I’ve accidentally stumbled upon the book on an e-book reading site, where the author uploaded first 31 chapters of the book. What to say except – it intrigued me enough to attempt to contact mr. Sutton via email on information how to buy the full book since it is
no longer available on Amazon (updated midnight May 28th: Kindle version is available). I didn’t expect a response; what I got was an explanation that the book is currently undergoing a rewrite and full version of previous revision of novel. (Of course, I won’t be sharing it — a promise is a promise is a promise.)
So a few words about the novel, while trying to avoid spoilers. The Irredente is a futuristic society which maintains purity of body, along with a religion. I enjoyed making parallels with regimes from our past, I enjoyed discovering how the author created a new variant of the well-known regimes that caused WWII, I enjoyed the original sci-fi setting…
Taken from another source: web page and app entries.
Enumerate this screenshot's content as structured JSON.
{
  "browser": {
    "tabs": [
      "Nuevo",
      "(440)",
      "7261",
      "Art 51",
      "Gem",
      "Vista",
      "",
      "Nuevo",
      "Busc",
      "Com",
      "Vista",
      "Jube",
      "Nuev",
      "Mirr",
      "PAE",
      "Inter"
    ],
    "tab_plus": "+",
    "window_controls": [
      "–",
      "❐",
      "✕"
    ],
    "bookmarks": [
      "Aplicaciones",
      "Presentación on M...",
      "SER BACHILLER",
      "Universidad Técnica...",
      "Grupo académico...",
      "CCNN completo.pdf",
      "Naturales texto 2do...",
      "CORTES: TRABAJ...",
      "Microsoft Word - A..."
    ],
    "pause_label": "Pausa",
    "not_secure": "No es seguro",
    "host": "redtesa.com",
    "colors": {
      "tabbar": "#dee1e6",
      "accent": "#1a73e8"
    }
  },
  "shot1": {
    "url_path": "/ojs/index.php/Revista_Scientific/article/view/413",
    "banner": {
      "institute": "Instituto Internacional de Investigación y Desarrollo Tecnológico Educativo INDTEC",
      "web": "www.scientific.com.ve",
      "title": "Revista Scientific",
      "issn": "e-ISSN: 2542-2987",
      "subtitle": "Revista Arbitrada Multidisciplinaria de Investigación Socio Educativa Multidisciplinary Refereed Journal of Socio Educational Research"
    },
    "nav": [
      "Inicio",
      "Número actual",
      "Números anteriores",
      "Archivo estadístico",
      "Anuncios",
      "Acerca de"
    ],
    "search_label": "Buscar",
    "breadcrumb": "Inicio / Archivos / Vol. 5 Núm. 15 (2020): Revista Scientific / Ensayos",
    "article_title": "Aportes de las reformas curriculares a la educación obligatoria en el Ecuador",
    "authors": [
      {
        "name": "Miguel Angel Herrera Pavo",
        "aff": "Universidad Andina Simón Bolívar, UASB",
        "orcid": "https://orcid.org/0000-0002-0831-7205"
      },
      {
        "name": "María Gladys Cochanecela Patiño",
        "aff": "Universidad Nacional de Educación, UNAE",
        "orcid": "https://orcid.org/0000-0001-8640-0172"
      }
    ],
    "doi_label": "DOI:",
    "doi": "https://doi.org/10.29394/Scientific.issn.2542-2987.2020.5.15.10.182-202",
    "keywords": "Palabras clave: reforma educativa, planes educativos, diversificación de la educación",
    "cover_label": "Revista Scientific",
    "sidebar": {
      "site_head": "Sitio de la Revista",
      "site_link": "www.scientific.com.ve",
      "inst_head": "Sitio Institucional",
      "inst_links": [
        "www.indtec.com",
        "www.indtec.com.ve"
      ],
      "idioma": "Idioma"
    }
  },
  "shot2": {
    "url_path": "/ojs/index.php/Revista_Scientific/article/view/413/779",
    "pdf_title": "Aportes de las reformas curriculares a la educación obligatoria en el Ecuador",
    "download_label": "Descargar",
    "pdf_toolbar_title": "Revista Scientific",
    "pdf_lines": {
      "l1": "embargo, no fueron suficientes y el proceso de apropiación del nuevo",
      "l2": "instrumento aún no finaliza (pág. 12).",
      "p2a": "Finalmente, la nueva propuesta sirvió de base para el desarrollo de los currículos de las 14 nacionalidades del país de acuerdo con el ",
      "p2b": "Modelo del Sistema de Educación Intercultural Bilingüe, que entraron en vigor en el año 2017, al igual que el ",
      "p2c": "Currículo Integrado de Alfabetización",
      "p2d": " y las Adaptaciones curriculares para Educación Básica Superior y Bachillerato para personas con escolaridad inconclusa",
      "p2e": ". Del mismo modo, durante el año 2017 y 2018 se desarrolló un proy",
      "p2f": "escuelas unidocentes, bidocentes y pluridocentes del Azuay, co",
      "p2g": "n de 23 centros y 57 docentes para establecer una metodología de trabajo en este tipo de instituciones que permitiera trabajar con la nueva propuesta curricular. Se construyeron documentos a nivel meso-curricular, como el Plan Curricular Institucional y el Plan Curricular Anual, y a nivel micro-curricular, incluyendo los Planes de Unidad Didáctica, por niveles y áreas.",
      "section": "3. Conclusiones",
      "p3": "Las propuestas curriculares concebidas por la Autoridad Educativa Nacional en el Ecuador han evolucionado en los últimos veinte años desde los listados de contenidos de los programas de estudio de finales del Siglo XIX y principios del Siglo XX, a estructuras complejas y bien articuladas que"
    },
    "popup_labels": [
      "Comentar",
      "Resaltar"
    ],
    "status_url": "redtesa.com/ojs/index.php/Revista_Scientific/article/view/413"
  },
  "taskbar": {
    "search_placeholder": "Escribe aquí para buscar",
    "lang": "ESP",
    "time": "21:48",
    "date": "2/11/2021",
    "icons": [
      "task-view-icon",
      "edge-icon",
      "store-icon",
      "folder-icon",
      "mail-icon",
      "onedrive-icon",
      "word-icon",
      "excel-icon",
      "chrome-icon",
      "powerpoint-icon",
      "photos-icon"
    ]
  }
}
Or, even better way to put it: Take Asimov’s Foundation/Empire series and a description of a futuristic galactic empire. Now, forget about the empire and add fascist-republican-theocratic regime (I can’t tell if it’s also democratic or not.) Now, throw in some Star Trek/Star Wars/Battlestar Galactica and see it all merge into a new kind of sci-fi social study.
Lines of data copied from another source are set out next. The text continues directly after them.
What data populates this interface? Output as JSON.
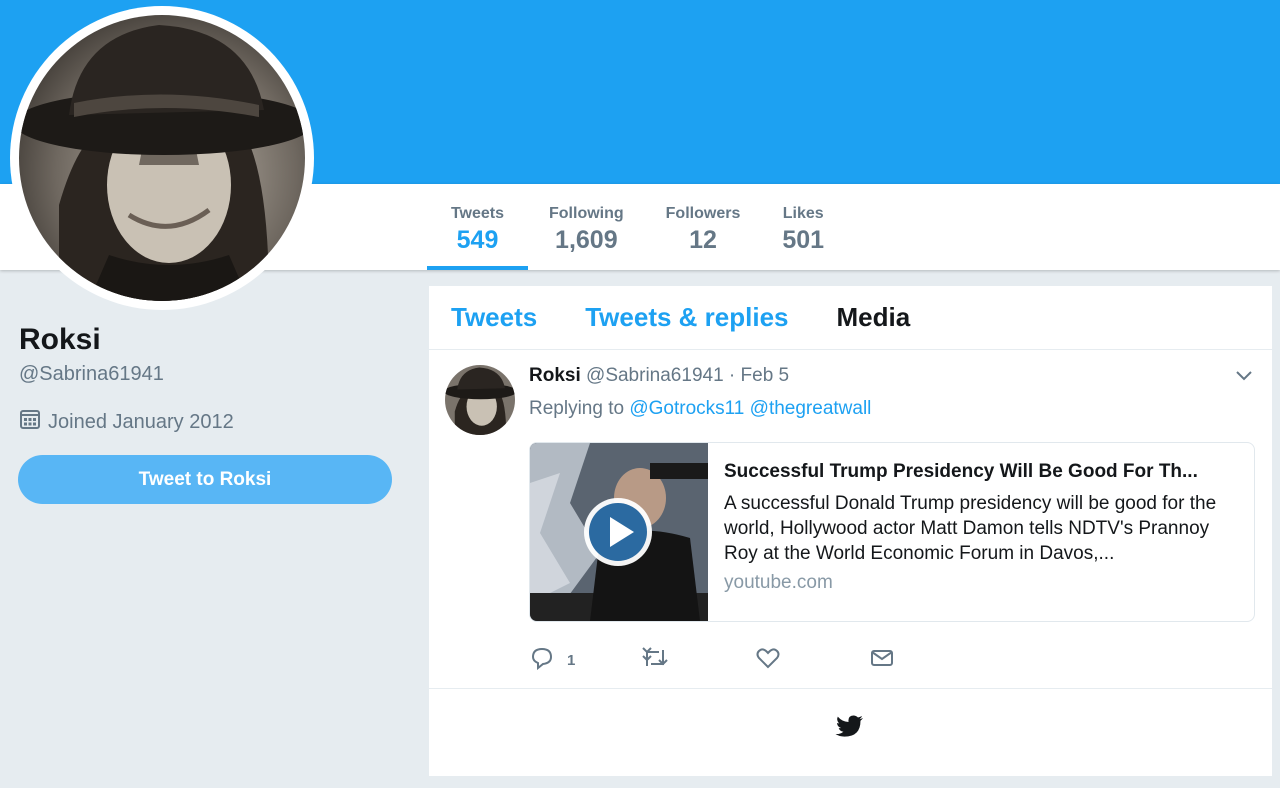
{
  "profile": {
    "name": "Roksi",
    "handle": "@Sabrina61941",
    "joined": "Joined January 2012",
    "tweet_to_label": "Tweet to Roksi"
  },
  "stats": [
    {
      "label": "Tweets",
      "value": "549"
    },
    {
      "label": "Following",
      "value": "1,609"
    },
    {
      "label": "Followers",
      "value": "12"
    },
    {
      "label": "Likes",
      "value": "501"
    }
  ],
  "timeline_tabs": [
    "Tweets",
    "Tweets & replies",
    "Media"
  ],
  "tweet": {
    "name": "Roksi",
    "meta": "@Sabrina61941 · Feb 5",
    "replying_prefix": "Replying to",
    "mentions": [
      "@Gotrocks11",
      "@thegreatwall"
    ],
    "card": {
      "title": "Successful Trump Presidency Will Be Good For Th...",
      "description": "A successful Donald Trump presidency will be good for the world, Hollywood actor Matt Damon tells NDTV's Prannoy Roy at the World Economic Forum in Davos,...",
      "domain": "youtube.com"
    },
    "reply_count": "1"
  },
  "colors": {
    "brand_blue": "#1da1f2",
    "button_blue": "#58b6f5",
    "muted": "#657786",
    "background": "#e6ecf0"
  },
  "icons": [
    "calendar-icon",
    "chevron-down-icon",
    "reply-icon",
    "retweet-icon",
    "like-icon",
    "dm-icon",
    "play-icon",
    "twitter-bird-icon"
  ]
}
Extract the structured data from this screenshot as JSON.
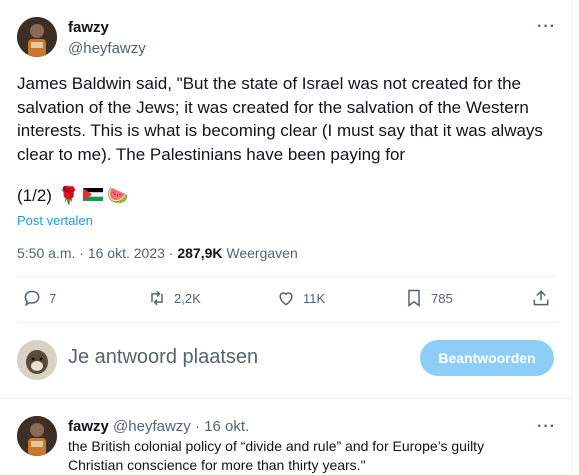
{
  "main_tweet": {
    "author_name": "fawzy",
    "author_handle": "@heyfawzy",
    "more_label": "···",
    "text": "James Baldwin said, \"But the state of Israel was not created for the salvation of the Jews; it was created for the salvation of the Western interests. This is what is becoming clear (I must say that it was always clear to me). The Palestinians have been paying for",
    "part_label": "(1/2)",
    "emojis": [
      "🌹",
      "🇵🇸",
      "🍉"
    ],
    "translate_label": "Post vertalen",
    "time": "5:50 a.m.",
    "separator": "·",
    "date": "16 okt. 2023",
    "views_count": "287,9K",
    "views_label": "Weergaven"
  },
  "actions": {
    "replies": "7",
    "reposts": "2,2K",
    "likes": "11K",
    "bookmarks": "785"
  },
  "reply_composer": {
    "placeholder": "Je antwoord plaatsen",
    "button_label": "Beantwoorden"
  },
  "reply_tweet": {
    "author_name": "fawzy",
    "author_handle": "@heyfawzy",
    "separator": "·",
    "date": "16 okt.",
    "more_label": "···",
    "text": "the British colonial policy of “divide and rule” and for Europe’s guilty Christian conscience for more than thirty years.\""
  },
  "colors": {
    "accent": "#1d9bf0",
    "button_disabled": "#8ecdf7",
    "secondary_text": "#536471"
  }
}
One of the best and most innovative features of this book are what I’d call “future histories”. That means, at the beginning of many chapters, there is a historical overview of some events that happened in the Irredente’s era. So you’re reading this book in book’s past… about events that happen in book’s present… with occasional jump in perspective to book’s future! It’s something similar to those pieces in Asimov’s Foundation that he called Encyclopedia Galactica. Except even better: you actually feel the blur that passage of time has caused. You feel how the historians are guessing about the events and situation in Irredente. That’s nothing to say about the Great Scribe, Asimov: unless you see how masterfully Sutton has written these intros, there will be nothing wrong with Encyclopedia Galactica intros. And there really is nothing wrong; it’s just that Irredente‘s intros are somewhat bettter.
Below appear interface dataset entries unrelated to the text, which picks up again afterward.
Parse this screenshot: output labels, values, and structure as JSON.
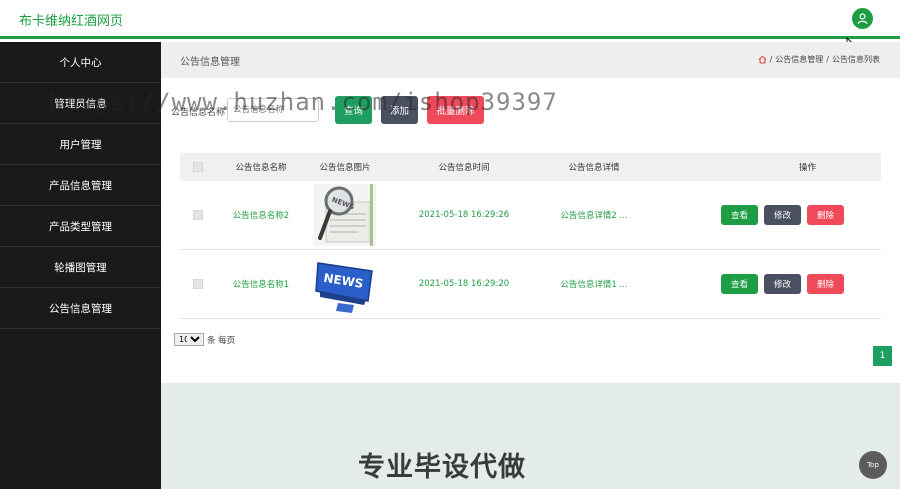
{
  "header": {
    "title": "布卡维纳红酒网页",
    "user_icon": "user-icon"
  },
  "sidebar": {
    "items": [
      {
        "label": "个人中心"
      },
      {
        "label": "管理员信息"
      },
      {
        "label": "用户管理"
      },
      {
        "label": "产品信息管理"
      },
      {
        "label": "产品类型管理"
      },
      {
        "label": "轮播图管理"
      },
      {
        "label": "公告信息管理"
      }
    ]
  },
  "breadcrumb": {
    "title": "公告信息管理",
    "path": [
      "公告信息管理",
      "公告信息列表"
    ],
    "separator": "/"
  },
  "search": {
    "label": "公告信息名称",
    "placeholder": "公告信息名称",
    "query_label": "查询",
    "add_label": "添加",
    "batch_delete_label": "批量删除"
  },
  "watermark": "https://www.huzhan.com/ishop39397",
  "table": {
    "headers": {
      "name": "公告信息名称",
      "image": "公告信息图片",
      "time": "公告信息时间",
      "detail": "公告信息详情",
      "ops": "操作"
    },
    "rows": [
      {
        "name": "公告信息名称2",
        "time": "2021-05-18 16:29:26",
        "detail": "公告信息详情2 ...",
        "image_icon": "magnifier-news-image"
      },
      {
        "name": "公告信息名称1",
        "time": "2021-05-18 16:29:20",
        "detail": "公告信息详情1 ...",
        "image_icon": "news-sign-image"
      }
    ],
    "op_labels": {
      "view": "查看",
      "edit": "修改",
      "delete": "删除"
    },
    "news_text": "NEWS"
  },
  "pager": {
    "page_size": "10",
    "per_page_text": "条 每页",
    "current_page": "1"
  },
  "footer": {
    "watermark_text": "专业毕设代做",
    "top_label": "Top"
  },
  "colors": {
    "accent": "#1e9e44",
    "sidebar_bg": "#1a1a1a",
    "danger": "#f04a5a",
    "secondary": "#4a5060"
  }
}
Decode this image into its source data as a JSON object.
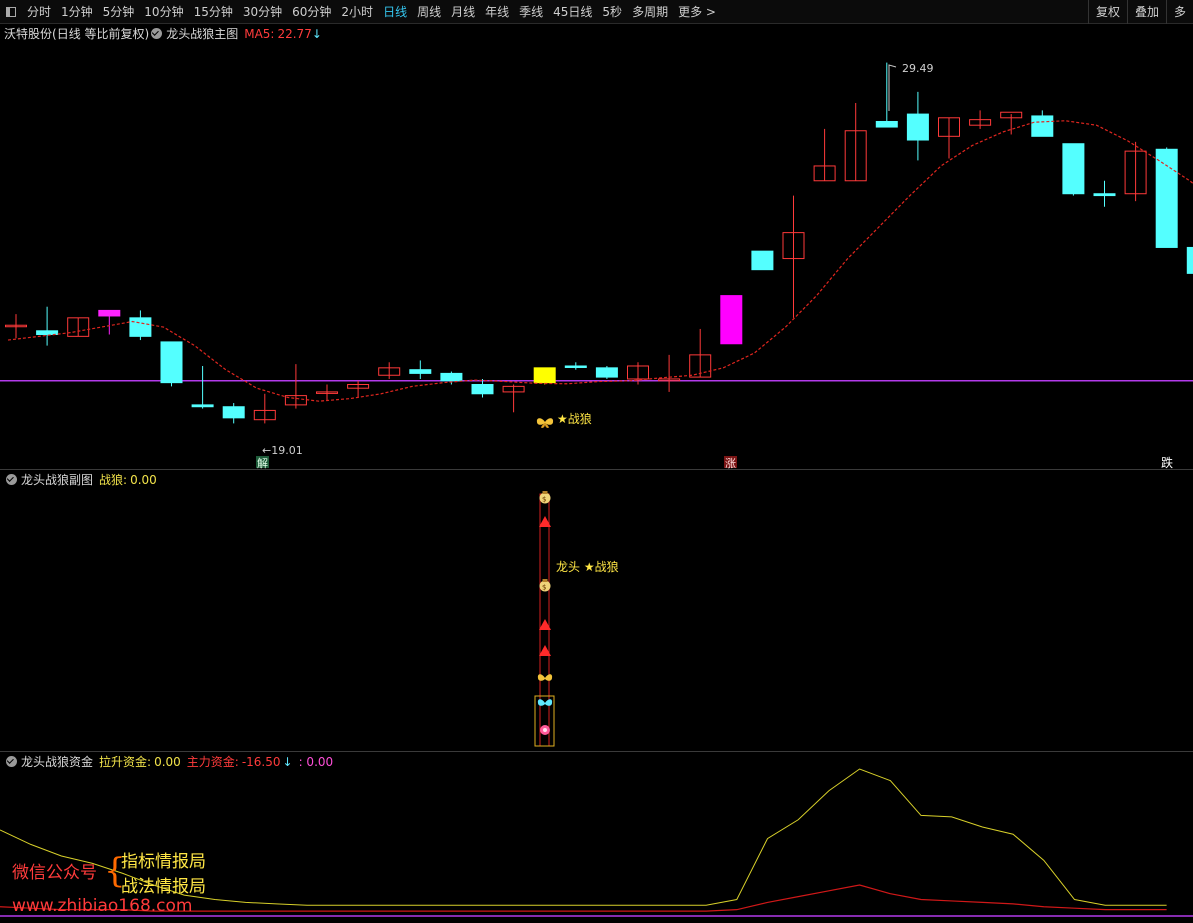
{
  "toolbar": {
    "periods": [
      "分时",
      "1分钟",
      "5分钟",
      "10分钟",
      "15分钟",
      "30分钟",
      "60分钟",
      "2小时",
      "日线",
      "周线",
      "月线",
      "年线",
      "季线",
      "45日线",
      "5秒",
      "多周期",
      "更多 >"
    ],
    "active_period": "日线",
    "right_buttons": [
      "复权",
      "叠加",
      "多"
    ]
  },
  "main_pane": {
    "stock_name": "沃特股份",
    "mode": "(日线 等比前复权)",
    "indicator": "龙头战狼主图",
    "ma_label": "MA5:",
    "ma_value": "22.77",
    "ma_arrow": "↓",
    "high_label": "29.49",
    "low_label": "←19.01",
    "signal_label": "★战狼",
    "markers": {
      "jie": "解",
      "zhang": "涨",
      "die": "跌"
    }
  },
  "sub_pane": {
    "indicator": "龙头战狼副图",
    "value_label": "战狼:",
    "value": "0.00",
    "signal_text": "龙头 ★战狼"
  },
  "fund_pane": {
    "indicator": "龙头战狼资金",
    "lift_label": "拉升资金:",
    "lift_value": "0.00",
    "main_label": "主力资金:",
    "main_value": "-16.50",
    "main_arrow": "↓",
    "extra_value": ": 0.00"
  },
  "watermark": {
    "label": "微信公众号",
    "line1": "指标情报局",
    "line2": "战法情报局",
    "url": "www.zhibiao168.com"
  },
  "chart_data": {
    "type": "candlestick",
    "up_color": "#ff3a3a",
    "down_color": "#54ffff",
    "ma_color": "#e0261f",
    "candles": [
      {
        "o": 22.4,
        "h": 22.7,
        "l": 22.05,
        "c": 22.4
      },
      {
        "o": 22.25,
        "h": 22.9,
        "l": 21.85,
        "c": 22.15
      },
      {
        "o": 22.1,
        "h": 22.6,
        "l": 22.1,
        "c": 22.6
      },
      {
        "o": 22.65,
        "h": 22.8,
        "l": 22.15,
        "c": 22.8
      },
      {
        "o": 22.6,
        "h": 22.8,
        "l": 22.0,
        "c": 22.1
      },
      {
        "o": 21.95,
        "h": 21.95,
        "l": 20.75,
        "c": 20.85
      },
      {
        "o": 20.25,
        "h": 21.3,
        "l": 20.15,
        "c": 20.2
      },
      {
        "o": 20.2,
        "h": 20.3,
        "l": 19.75,
        "c": 19.9
      },
      {
        "o": 19.85,
        "h": 20.55,
        "l": 19.75,
        "c": 20.1
      },
      {
        "o": 20.25,
        "h": 21.35,
        "l": 20.15,
        "c": 20.5
      },
      {
        "o": 20.6,
        "h": 20.8,
        "l": 20.35,
        "c": 20.6
      },
      {
        "o": 20.7,
        "h": 20.9,
        "l": 20.45,
        "c": 20.8
      },
      {
        "o": 21.05,
        "h": 21.4,
        "l": 20.95,
        "c": 21.25
      },
      {
        "o": 21.2,
        "h": 21.45,
        "l": 20.95,
        "c": 21.1
      },
      {
        "o": 21.1,
        "h": 21.15,
        "l": 20.8,
        "c": 20.9
      },
      {
        "o": 20.8,
        "h": 20.95,
        "l": 20.45,
        "c": 20.55
      },
      {
        "o": 20.6,
        "h": 20.8,
        "l": 20.05,
        "c": 20.75
      },
      {
        "o": 20.85,
        "h": 21.25,
        "l": 20.8,
        "c": 21.25
      },
      {
        "o": 21.3,
        "h": 21.4,
        "l": 21.2,
        "c": 21.27
      },
      {
        "o": 21.25,
        "h": 21.3,
        "l": 20.95,
        "c": 21.0
      },
      {
        "o": 20.95,
        "h": 21.4,
        "l": 20.8,
        "c": 21.3
      },
      {
        "o": 20.9,
        "h": 21.6,
        "l": 20.6,
        "c": 20.95
      },
      {
        "o": 21.0,
        "h": 22.3,
        "l": 21.0,
        "c": 21.6
      },
      {
        "o": 21.9,
        "h": 21.9,
        "l": 21.9,
        "c": 23.2
      },
      {
        "o": 24.4,
        "h": 24.4,
        "l": 24.0,
        "c": 23.9
      },
      {
        "o": 24.2,
        "h": 25.9,
        "l": 22.6,
        "c": 24.9
      },
      {
        "o": 26.3,
        "h": 27.7,
        "l": 26.3,
        "c": 26.7
      },
      {
        "o": 26.3,
        "h": 28.4,
        "l": 26.3,
        "c": 27.65
      },
      {
        "o": 27.9,
        "h": 29.49,
        "l": 27.9,
        "c": 27.75
      },
      {
        "o": 28.1,
        "h": 28.7,
        "l": 26.85,
        "c": 27.4
      },
      {
        "o": 27.5,
        "h": 28.0,
        "l": 26.9,
        "c": 28.0
      },
      {
        "o": 27.8,
        "h": 28.2,
        "l": 27.7,
        "c": 27.95
      },
      {
        "o": 28.0,
        "h": 28.1,
        "l": 27.55,
        "c": 28.15
      },
      {
        "o": 28.05,
        "h": 28.2,
        "l": 27.5,
        "c": 27.5
      },
      {
        "o": 27.3,
        "h": 27.3,
        "l": 25.9,
        "c": 25.95
      },
      {
        "o": 25.95,
        "h": 26.3,
        "l": 25.6,
        "c": 25.9
      },
      {
        "o": 25.95,
        "h": 27.35,
        "l": 25.75,
        "c": 27.1
      },
      {
        "o": 27.15,
        "h": 27.2,
        "l": 24.5,
        "c": 24.5
      },
      {
        "o": 24.5,
        "h": 24.5,
        "l": 23.8,
        "c": 23.8
      }
    ],
    "ma": [
      22.0,
      22.1,
      22.2,
      22.35,
      22.5,
      22.35,
      21.85,
      21.2,
      20.7,
      20.45,
      20.35,
      20.42,
      20.55,
      20.75,
      20.85,
      20.92,
      20.88,
      20.83,
      20.82,
      20.88,
      20.9,
      20.98,
      21.05,
      21.25,
      21.65,
      22.35,
      23.2,
      24.2,
      25.05,
      25.9,
      26.7,
      27.25,
      27.62,
      27.88,
      27.92,
      27.8,
      27.38,
      26.85,
      26.3,
      25.6
    ],
    "baseline": 20.9,
    "lift_fund": [
      0.58,
      0.48,
      0.4,
      0.35,
      0.28,
      0.2,
      0.13,
      0.1,
      0.08,
      0.07,
      0.06,
      0.06,
      0.06,
      0.06,
      0.06,
      0.06,
      0.06,
      0.06,
      0.06,
      0.06,
      0.06,
      0.06,
      0.06,
      0.06,
      0.1,
      0.52,
      0.65,
      0.85,
      1.0,
      0.92,
      0.68,
      0.67,
      0.6,
      0.55,
      0.37,
      0.1,
      0.06,
      0.06,
      0.06
    ],
    "main_fund": [
      0.05,
      0.04,
      0.03,
      0.03,
      0.03,
      0.02,
      0.02,
      0.02,
      0.02,
      0.02,
      0.02,
      0.02,
      0.02,
      0.02,
      0.02,
      0.02,
      0.02,
      0.02,
      0.02,
      0.02,
      0.02,
      0.02,
      0.02,
      0.02,
      0.03,
      0.08,
      0.12,
      0.16,
      0.2,
      0.14,
      0.1,
      0.09,
      0.08,
      0.07,
      0.05,
      0.04,
      0.03,
      0.03,
      0.03
    ]
  }
}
Sadly, in the revision the book is currently undergoing, they might get scrapped, or get considerably shortened. Ah well.
That’s all I can say about this great book without revealing too much stuff you’ll enjoy discovering on your own. I’m very, very happy I discovered it, and can’t wait for the chance to purchase the rest of the saga as soon as it’s released. Sadly, it won’t be soon, since even the first book is undergoing revisions. Still, it’s no excuse for you not to read what’s out there, and to wait for the second revision of Book I, as well as the remaining books.
In the meantime, this blog post will have to serve to convey my astonishment with the book, my astonishment with the speed of response of the author, and with his magical gift in form of a PDF file. Thanks, mr Sutton, and may the book be a success it deserves to be!
And finally, a small but memorable quote from one of the non-historical, “religious” intros (yes, not all are “future history”):